Just sprinkle some magic seeds on the ground and soon you will have trophy deer growing on your farm. At least that’s what some advertisements would have you believe.
One of the hottest trends among do-it-yourself deer managers these days is planting food plots to draw wildlife to their property. You can even go into the big retail stores now and buy plant seed (with a picture of a big buck on the bag) in the sporting goods department.
However, just planting clover, corn, and soybeans on an otherwise clean-cut farm is a lot like buying a new toy with cheap batteries included: it only works for a short time. The same is true for food plots.
Deer and other wildlife need more than just a place to eat if you want them to hang around your property. Wildlife also needs clean water and places to hide. A perfectly manicured farm with fescue fields and grass closely cropped underneath the fences might look good to us, but it looks like the desert in the eyes of most wildlife. Development and the tidy farm movement are two of the reasons why Kentucky’s quail populations are at all-time lows.
What can you do to help wildlife and encourage critters to use your property? The best place to start is the Kentucky Department of Fish and Wildlife Resources. The department has specialists—we call them private lands biologists—whose job is to visit farms and recommend improvements. It’s the department’s own farming for wildlife program.
Property owners are not obligated to follow the biologist’s recommendations, open their farms to the public, or allow hunting if they don’t want people hunting on their land. In some cases, money is available to help landowners pay for habitat improvements for wildlife.
Call (800) 858-1549 for the name and contact number of the private lands biologist serving your region. Winter is a great time to schedule a visit to your farm.

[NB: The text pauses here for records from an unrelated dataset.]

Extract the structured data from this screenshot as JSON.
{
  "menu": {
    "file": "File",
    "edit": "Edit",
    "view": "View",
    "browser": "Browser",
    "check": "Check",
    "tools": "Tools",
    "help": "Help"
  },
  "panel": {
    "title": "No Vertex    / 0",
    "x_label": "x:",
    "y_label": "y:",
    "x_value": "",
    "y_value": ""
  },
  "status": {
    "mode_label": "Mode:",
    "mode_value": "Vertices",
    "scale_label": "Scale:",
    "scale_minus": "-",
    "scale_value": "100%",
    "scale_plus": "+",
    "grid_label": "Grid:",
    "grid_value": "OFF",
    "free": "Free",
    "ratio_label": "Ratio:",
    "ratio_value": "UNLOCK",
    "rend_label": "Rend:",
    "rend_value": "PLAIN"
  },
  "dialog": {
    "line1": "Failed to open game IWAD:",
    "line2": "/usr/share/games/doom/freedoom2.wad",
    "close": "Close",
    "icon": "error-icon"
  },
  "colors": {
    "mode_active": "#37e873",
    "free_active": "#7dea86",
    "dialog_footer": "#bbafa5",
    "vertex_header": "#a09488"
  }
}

The beauty of improving habitat for wildlife is that you’re doing more than just trying to lure big bucks to your property. You’re creating a haven that will help many species of wildlife.
Want to know more about food plots? Or how changing the way you mow can help wildlife? Call the department’s toll-free number and ask about our Habitat How-To series. These free pamphlets cover a variety of ways you can improve your property for wildlife.